Protective films around bus drivers, temperature checks at schoolhouse doors, playgrounds marked with social distancing markers.
Those are just a few examples of what might become the “new normal” at Maryland public schools, if they’re reopened next fall.
Maryland State Superintendent of Schools Karen B. Salmon announced Wednesday that schools would remain shuttered for the rest of this school year. At the same time, she announced that the State Department of Education has published “Maryland Together: Maryland’s Recovery Plan for Education,” which included the recommendations above — and much more.
With Maryland’s announcement, schools in 48 states will remain closed for the rest of this academic year. Distance learning in Maryland will continue through the end of the fourth marking period, Salmon said.
Come next fall, “schedules for instruction, meals and transportation may all require modifications,” Salmon said at a State House press conference. “Any return of students and staff to the classroom depends on the circumstances in each school system and local school systems will have the flexibility to adapt the model to best serve their needs.”
The recovery plan released on Wednesday includes suggestions, but not requirements, for school districts to consider. Day-to-day operations in all schools are likely to change to follow public health guidance.
Other precautions that may be necessary include reconfigured classrooms with desks six feet apart, or physically distanced instruction in gymnasiums, auditoriums or out on the lawn.
Suggestions in the report for modifying school schedules to reduce the number of students physically present in schools include:
- A one-day rotation, in which a quarter of students return to school buildings one day a week.
- A two-day rotation in which all students receive two days of at-school instruction each week.
- A and B weeks, where half of all students go to the school building for four days in a row, and learn from home the following week.
Because research shows that younger students have more difficulty processing lessons during online learning, school systems may also consider bringing younger students back on to campuses earlier than older students.
Based on research that shows a more significant “summer slide,” or learning loss, in math, school systems might consider prioritizing in-person instruction for that subject next fall over, say, English language arts, an area where more parents may be prepared to help with at-home lessons.

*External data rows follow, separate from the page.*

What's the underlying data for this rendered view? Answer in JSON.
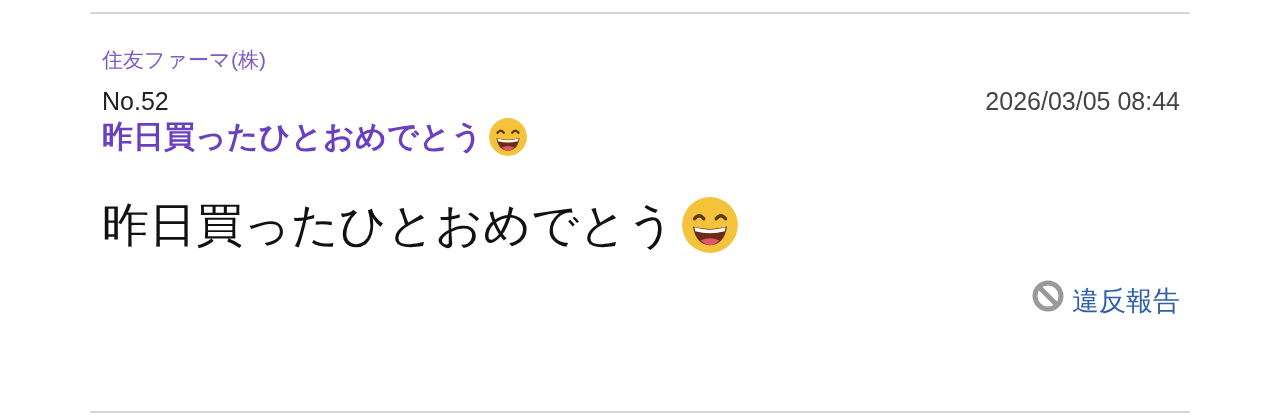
{
  "post": {
    "company": "住友ファーマ(株)",
    "number": "No.52",
    "timestamp": "2026/03/05 08:44",
    "title": "昨日買ったひとおめでとう",
    "body": "昨日買ったひとおめでとう",
    "report_link": "違反報告"
  }
}
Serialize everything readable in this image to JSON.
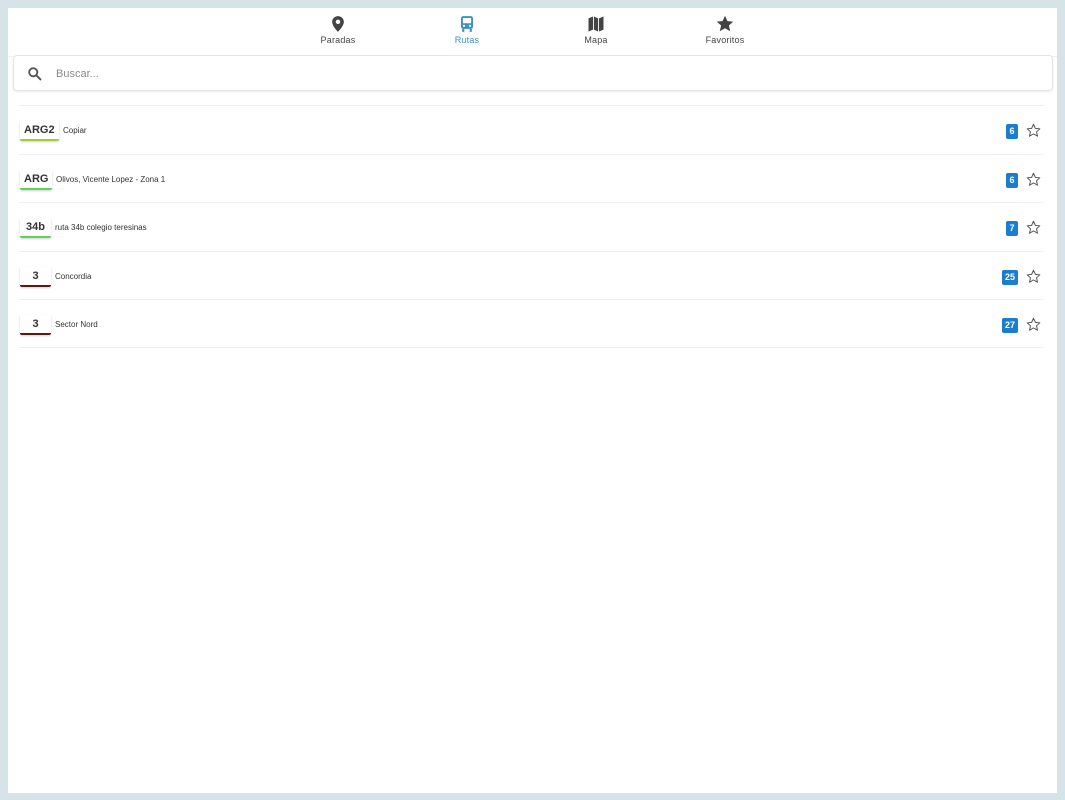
{
  "tabs": [
    {
      "id": "paradas",
      "label": "Paradas",
      "icon": "map-pin-icon",
      "active": false
    },
    {
      "id": "rutas",
      "label": "Rutas",
      "icon": "bus-icon",
      "active": true
    },
    {
      "id": "mapa",
      "label": "Mapa",
      "icon": "map-icon",
      "active": false
    },
    {
      "id": "favoritos",
      "label": "Favoritos",
      "icon": "star-icon",
      "active": false
    }
  ],
  "search": {
    "placeholder": "Buscar...",
    "value": ""
  },
  "routes": [
    {
      "code": "ARG2",
      "name": "Copiar",
      "count": "6",
      "color": "#a8c83c"
    },
    {
      "code": "ARG",
      "name": "Olivos, Vicente Lopez - Zona 1",
      "count": "6",
      "color": "#5fd35a"
    },
    {
      "code": "34b",
      "name": "ruta 34b colegio teresinas",
      "count": "7",
      "color": "#5fd35a"
    },
    {
      "code": "3",
      "name": "Concordia",
      "count": "25",
      "color": "#5a1a1a"
    },
    {
      "code": "3",
      "name": "Sector Nord",
      "count": "27",
      "color": "#5a1a1a"
    }
  ],
  "colors": {
    "accent": "#3b8fce",
    "badge": "#1a7dd0",
    "icon": "#444444"
  }
}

Schools might also consider “looping” teachers ― or keeping them with the same set of students ― next school year, which would take advantage of teachers’ familiarity with students and families during an uncertain time. Access to school counselors and school-based health clinics should be beefed up, and schools should begin planning to help staff members identify childhood reactions to stress and trauma, or to identify abuse or neglect.
Students learning English or enrolled in special education programs should be prioritized for in-person small-group instruction with student-teacher ratios of 10 or less.
The report says that fall diagnostic assessments for elementary and middle school students will be given at the start of next school year as planned, with results going to teachers within two days to help guide instruction.
If remote learning must continue, school systems should consider implementing low-cost methods of online instruction that can be accessed on the widest variety of technological platforms, including mobile phones. School systems may need to consider increasing information technology staff to help bolster distance-learning programs.
School systems should also consider ways to extend the quality and coverage of internet access in their counties; about 30% of families in Maryland do not have a reliable internet connection for distance learning, according to the report.
The report suggests additional changes and safeguards for students in career and technical education programs, including making sure students have access to work-based learning hours that follow public health guidelines, disinfecting student labs and creating a compressed curriculum that will allow students to graduate on time with their expected certifications.
Schools will have to change lunch and food service policies to allow for physical distancing, increased sanitation and other issues, including how to distribute meals with altered school day schedules. Since schools in the state were closed in mid-March, school systems have served more than 8 million meals to children in need, Salmon said Wednesday.
The report suggests that each school district should create a crisis team to implement local reopening plans and communicate with the public.
A separate “Child Care Recovery Plan” is in the works. About half of the child care programs in the state have been closed since late March, with about 3,700 providers remaining open to serve a small population of children of essential workers. A roll-out of the state-funded Essential Personnel Child Care Program was rocky, with providers going weeks without payment. But Salmon said Wednesday that the state has made more than $34 million in payments over the past two weeks, with all invoices to providers up to date.
The recovery plan for public schools will be updated as information changes, Salmon said Wednesday.
Cheryl Bost, president of the Maryland State Education Association and a Baltimore County elementary school teacher, said Wednesday that closing schools for the year was the right decision for health and safety, but called it a sad day.
“Educators miss our students. We wish we could see them, talk with them, laugh with them, and teach them in person. We wish we could say goodbye to them before the school year ends,” Bost said in a statement. “Instead, educators, families, and students will continue to do our best during this period of crisis distance learning, while knowing that we have a great deal of work to do now and moving forward. We must address the inequities within our community—whether of technology access for educators and students, food security, trauma care, or otherwise—that have been magnified by this crisis. We look forward to the day that we can return to our schools and the everyday joys, challenges, and work of educating our students.”
By Danielle Gaines